• _REQUIRED WORK_:
Copy out each line of the listing below in which the string "arrow" occurs.

• _RECORDED INFORMATION_:
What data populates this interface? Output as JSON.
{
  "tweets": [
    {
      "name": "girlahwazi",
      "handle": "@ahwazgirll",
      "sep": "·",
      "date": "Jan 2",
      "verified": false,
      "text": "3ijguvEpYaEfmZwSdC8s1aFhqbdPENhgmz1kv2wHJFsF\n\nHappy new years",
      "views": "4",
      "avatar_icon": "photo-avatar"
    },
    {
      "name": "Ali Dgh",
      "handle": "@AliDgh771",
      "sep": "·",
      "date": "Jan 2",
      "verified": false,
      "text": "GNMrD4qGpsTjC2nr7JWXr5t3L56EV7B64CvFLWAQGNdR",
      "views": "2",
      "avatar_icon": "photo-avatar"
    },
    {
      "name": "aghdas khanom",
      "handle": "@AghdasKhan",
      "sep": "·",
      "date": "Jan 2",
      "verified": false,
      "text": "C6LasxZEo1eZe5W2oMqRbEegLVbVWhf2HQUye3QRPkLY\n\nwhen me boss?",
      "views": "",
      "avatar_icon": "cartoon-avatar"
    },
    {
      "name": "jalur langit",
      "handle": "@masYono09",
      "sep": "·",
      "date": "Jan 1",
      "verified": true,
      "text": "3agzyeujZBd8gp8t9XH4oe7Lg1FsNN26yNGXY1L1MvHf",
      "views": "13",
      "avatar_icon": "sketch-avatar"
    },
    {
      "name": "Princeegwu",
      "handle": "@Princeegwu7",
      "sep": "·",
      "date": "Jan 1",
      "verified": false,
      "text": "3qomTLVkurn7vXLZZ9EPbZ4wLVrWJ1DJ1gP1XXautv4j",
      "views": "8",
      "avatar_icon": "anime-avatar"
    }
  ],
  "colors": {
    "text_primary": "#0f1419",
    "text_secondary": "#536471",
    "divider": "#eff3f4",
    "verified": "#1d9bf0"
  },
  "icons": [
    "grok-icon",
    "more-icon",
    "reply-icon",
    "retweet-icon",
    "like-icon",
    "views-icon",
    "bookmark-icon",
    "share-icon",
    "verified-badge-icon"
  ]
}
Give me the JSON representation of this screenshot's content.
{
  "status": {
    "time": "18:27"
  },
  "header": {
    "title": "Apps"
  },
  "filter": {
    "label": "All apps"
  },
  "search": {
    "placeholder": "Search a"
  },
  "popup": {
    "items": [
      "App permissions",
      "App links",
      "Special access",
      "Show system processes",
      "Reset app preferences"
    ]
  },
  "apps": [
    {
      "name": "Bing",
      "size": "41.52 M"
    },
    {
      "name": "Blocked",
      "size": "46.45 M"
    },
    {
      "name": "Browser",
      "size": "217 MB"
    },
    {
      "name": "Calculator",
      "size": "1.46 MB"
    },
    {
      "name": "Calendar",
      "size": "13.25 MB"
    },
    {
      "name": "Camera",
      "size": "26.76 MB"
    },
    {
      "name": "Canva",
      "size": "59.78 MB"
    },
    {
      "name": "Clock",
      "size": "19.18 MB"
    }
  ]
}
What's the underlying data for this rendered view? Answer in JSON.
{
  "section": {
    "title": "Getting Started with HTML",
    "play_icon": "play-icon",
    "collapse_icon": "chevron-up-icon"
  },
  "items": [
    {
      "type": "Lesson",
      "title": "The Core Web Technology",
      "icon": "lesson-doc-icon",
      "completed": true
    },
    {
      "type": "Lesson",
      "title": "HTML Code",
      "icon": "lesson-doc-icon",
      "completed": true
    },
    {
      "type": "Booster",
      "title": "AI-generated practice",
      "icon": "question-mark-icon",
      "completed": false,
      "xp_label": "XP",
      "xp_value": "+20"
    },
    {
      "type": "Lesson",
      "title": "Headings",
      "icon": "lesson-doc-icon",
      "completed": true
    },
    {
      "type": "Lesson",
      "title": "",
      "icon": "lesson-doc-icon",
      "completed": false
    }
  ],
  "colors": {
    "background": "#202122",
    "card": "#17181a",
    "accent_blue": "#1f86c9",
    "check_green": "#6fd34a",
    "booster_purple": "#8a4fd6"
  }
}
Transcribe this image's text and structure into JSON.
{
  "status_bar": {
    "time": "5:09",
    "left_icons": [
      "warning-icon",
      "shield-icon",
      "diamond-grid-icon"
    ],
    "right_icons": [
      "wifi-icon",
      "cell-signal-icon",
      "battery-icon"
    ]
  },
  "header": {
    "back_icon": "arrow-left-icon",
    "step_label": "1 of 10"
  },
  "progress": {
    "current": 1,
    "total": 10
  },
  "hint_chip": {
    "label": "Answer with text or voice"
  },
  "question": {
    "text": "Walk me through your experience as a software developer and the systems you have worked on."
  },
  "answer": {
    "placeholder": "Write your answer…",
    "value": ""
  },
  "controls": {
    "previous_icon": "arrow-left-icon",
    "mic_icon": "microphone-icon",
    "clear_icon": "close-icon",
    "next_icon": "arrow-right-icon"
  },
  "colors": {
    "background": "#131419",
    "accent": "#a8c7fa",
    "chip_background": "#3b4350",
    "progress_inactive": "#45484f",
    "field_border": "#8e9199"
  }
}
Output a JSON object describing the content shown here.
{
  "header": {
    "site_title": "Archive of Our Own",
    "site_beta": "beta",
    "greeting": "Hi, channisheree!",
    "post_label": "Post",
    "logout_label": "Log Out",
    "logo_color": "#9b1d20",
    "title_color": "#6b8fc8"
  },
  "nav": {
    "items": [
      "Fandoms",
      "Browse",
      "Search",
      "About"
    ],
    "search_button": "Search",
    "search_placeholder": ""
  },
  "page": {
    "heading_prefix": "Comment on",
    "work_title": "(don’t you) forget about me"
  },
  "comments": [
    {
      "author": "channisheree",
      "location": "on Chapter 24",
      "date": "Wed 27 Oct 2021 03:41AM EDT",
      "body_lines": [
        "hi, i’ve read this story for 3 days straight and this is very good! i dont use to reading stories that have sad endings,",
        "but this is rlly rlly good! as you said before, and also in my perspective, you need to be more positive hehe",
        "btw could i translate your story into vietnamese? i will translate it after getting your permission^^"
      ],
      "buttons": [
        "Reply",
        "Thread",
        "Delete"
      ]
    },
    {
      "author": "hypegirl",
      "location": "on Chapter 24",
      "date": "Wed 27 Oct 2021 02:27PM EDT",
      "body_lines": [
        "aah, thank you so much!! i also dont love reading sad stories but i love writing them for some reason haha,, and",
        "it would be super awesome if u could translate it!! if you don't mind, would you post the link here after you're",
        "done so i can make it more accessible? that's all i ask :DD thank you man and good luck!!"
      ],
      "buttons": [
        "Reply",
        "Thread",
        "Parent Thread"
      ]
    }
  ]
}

• _SOLUTION TO THE PROBLEM_:
    "back_icon": "arrow-left-icon",
    "previous_icon": "arrow-left-icon",
    "next_icon": "arrow-right-icon"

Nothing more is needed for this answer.